by Glenda Wentworth, Extension Agent, Family & Consumer Science, Eagle County
Practicing the habits of managing money is similar to becoming physically fit. It is comparable to running a race such as a marathon. It doesn’t happen overnight. Your time and your money are both limited resources. It takes training to become physically fit to run a marathon; similarly, it takes time, attention and focus to become financially fit for the lifestyle you want to lead. Neither one happens unless you develop and execute a plan.
When planning to run a marathon, you chart your workouts. You come up with strategies that help improve your stamina and strength. Eventually, you are able to run for a long time. Think about the workouts that will enhance your financial fitness over the long haul. You will need to design a plan and use different strategies so that you build a foundation for a lifetime of financial security.
Workout Number 1: Set yearly goals
When I registered to run a marathon; I knew I was going to have to set training goals to be able to pull off running 26.2 miles. I knew that if I didn’t train, I wouldn’t succeed in finishing the race. Before you decide how your money must be used, you need to determine your goals. In managing your money, setting goals is the first important step to getting a strong start on being financially fit. Goal setting will guide you in deciding where your money should currently go now and in the future. Writing down your goals and figuring out how to work towards them is the first step. Goals should be specific yet realistic. They may change over time as your income or circumstance changes. However, the earlier you start planning, the easier it will be to reach the end goal of being financial secure.
Workout Number 2: Take control of your spending
Just like I had to take control of my training to become physically fit; financial fitness comes from making and sticking to a spending plan. It puts you in charge of where your money goes. Without a scheduled training plan to enable me to run 26.2 miles, I would not have trained correctly. Likewise, without a spending plan, you can lose your way and get into unhealthy spending patterns. A spending plan is a way to show how your money will be used for a specified amount of time. Prioritizing spending, establishing savings habits and keeping consumer debt to a minimum enables you to achieve your financial goals.
First, pay for the necessities such as rent or mortgage, utilities, transportation, insurance, food, etc. Second, contribute to savings for important goals and emergency funds. Lastly, spend on such non-essentials as recreational shopping and dining out. Your choices do have consequences. If you don’t have it; don’t spend it. If your income doesn’t cover all your needs, make cuts in spending, increase your income, or do both.

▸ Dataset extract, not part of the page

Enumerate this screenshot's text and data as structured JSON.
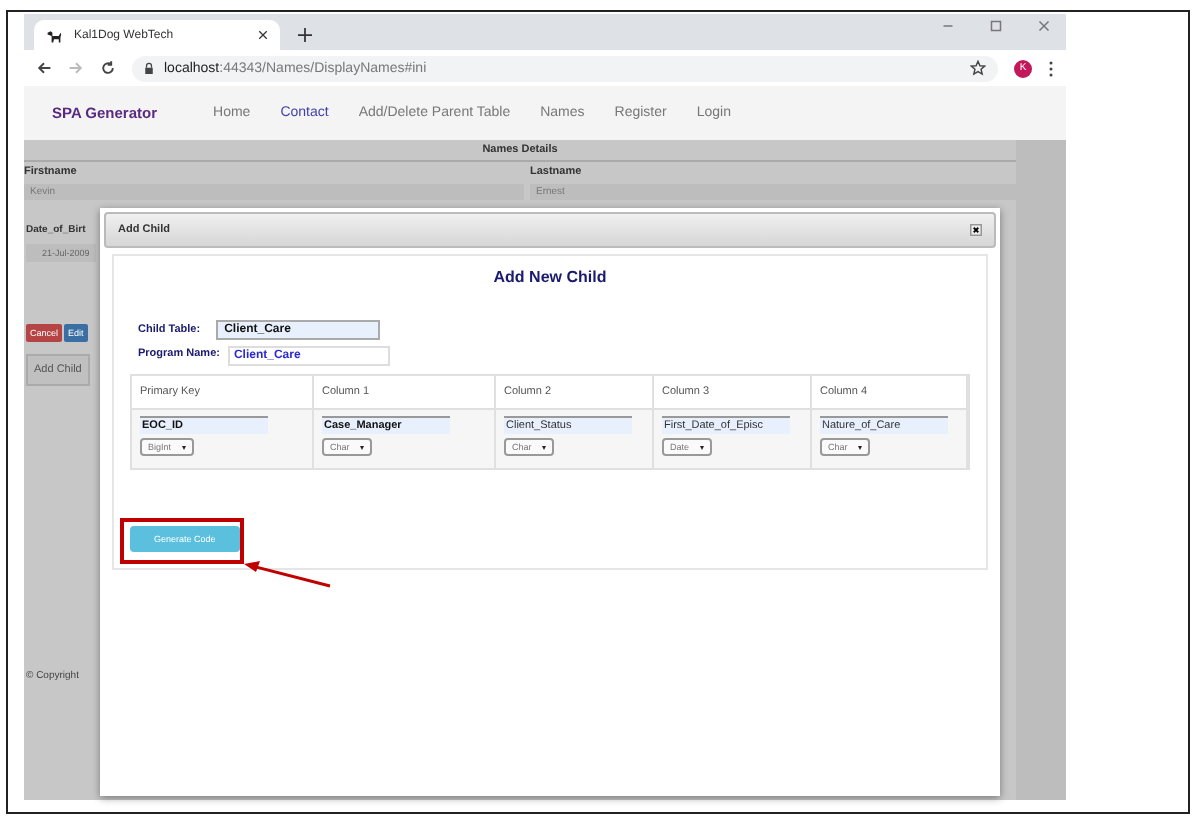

Workout Number 3: Make savings automatic
Rain or shine, I had to be self-disciplined to train in order to be prepared for the marathon. The same is true for savings. Make saving money a regular habit by paying yourself first. If money is tight, try to save by cutting back somewhere else. By making savings an automatic habit, you practice self-control. Moreover, when running many miles, there are always possibilities for unexpected injuries. Similarly, unanticipated financial expenses will occur. Therefore, create an emergency fund to cover these costs so you will not have to borrow money to pay your regular monthly bills.
Workout Number 4: Avoid debt

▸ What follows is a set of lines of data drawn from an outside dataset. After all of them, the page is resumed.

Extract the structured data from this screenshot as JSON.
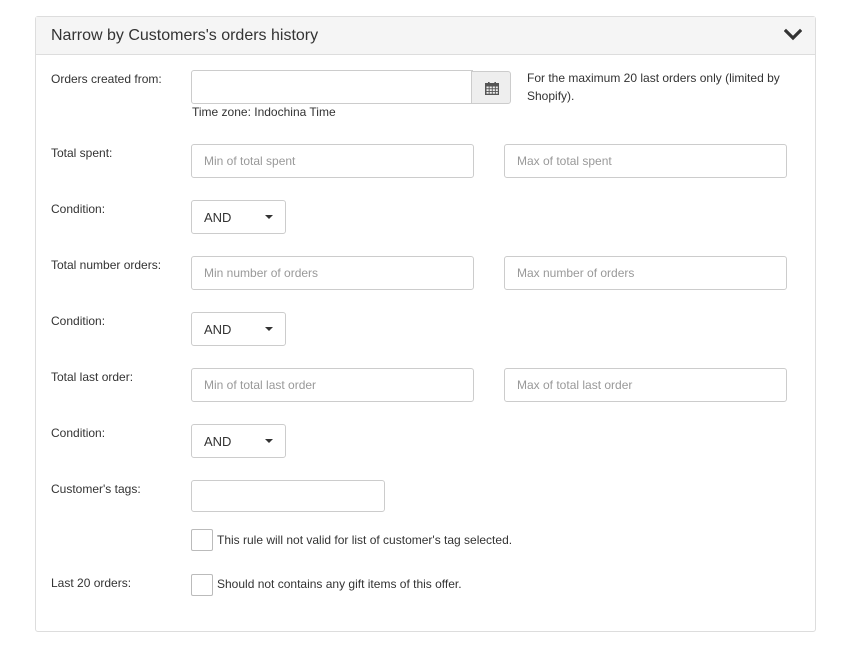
{
  "panel": {
    "title": "Narrow by Customers's orders history",
    "toggle_icon": "chevron-down-icon"
  },
  "orders_created": {
    "label": "Orders created from:",
    "value": "",
    "calendar_icon": "calendar-icon",
    "timezone": "Time zone: Indochina Time",
    "note_line1": "For the maximum 20 last orders only (limited by",
    "note_line2": "Shopify)."
  },
  "total_spent": {
    "label": "Total spent:",
    "min_placeholder": "Min of total spent",
    "max_placeholder": "Max of total spent"
  },
  "condition1": {
    "label": "Condition:",
    "value": "AND"
  },
  "total_orders": {
    "label": "Total number orders:",
    "min_placeholder": "Min number of orders",
    "max_placeholder": "Max number of orders"
  },
  "condition2": {
    "label": "Condition:",
    "value": "AND"
  },
  "total_last_order": {
    "label": "Total last order:",
    "min_placeholder": "Min of total last order",
    "max_placeholder": "Max of total last order"
  },
  "condition3": {
    "label": "Condition:",
    "value": "AND"
  },
  "customer_tags": {
    "label": "Customer's tags:",
    "value": "",
    "checkbox_label": "This rule will not valid for list of customer's tag selected.",
    "checked": false
  },
  "last_orders": {
    "label": "Last 20 orders:",
    "checkbox_label": "Should not contains any gift items of this offer.",
    "checked": false
  }
}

I knew I would not be able to use a “get in shape” credit card in order to run a marathon. I would have to put in the time and effort to complete the work outs in order to be prepared for the race. Therefore, consider whether buying something now by promising to pay for it at a later time will leave you with debt obligation. Credit can be a great convenience or a trap that lands you in a spiral of paying for something over and over again. It is easier to avoid debt if you don’t use credit to balance your monthly spending plan.
Workout Number 5: Make money work for you by investing
On the day of the race, I strategized my game plan by having knowledge of the marathon route. Mapping out your route to financial wealth by learning to live on less than you earn will move you closer to being financial fit.
Nothing says “delayed gratification” like crossing that finish line after several hours of constant pavement pounding. Recognizing that I had to sacrifice some things in order to train and run a marathon made the finish line that much sweeter. Building wealth is about delaying gratification. Forgoing current consumption to achieve future goals is about taking some of the money you save and putting it to work so that it makes you even more money. In order to invest, you have to practice delayed gratification.
After all that training, I was physically fit to run the marathon. It felt great to cross the finish line and know I had accomplished what I set out to do. I had met my physical fitness goal by sticking to my workouts, putting in the time, and completing the race. Remember, it takes time, effort and training to becoming financially fit. Make sure you are taking steps in managing your money by setting goals, making a spending plan, making savings an automatic habit, avoiding debt, and investing. If you try these five financial workouts outlined here, you’ll be on your way to becoming financially fit.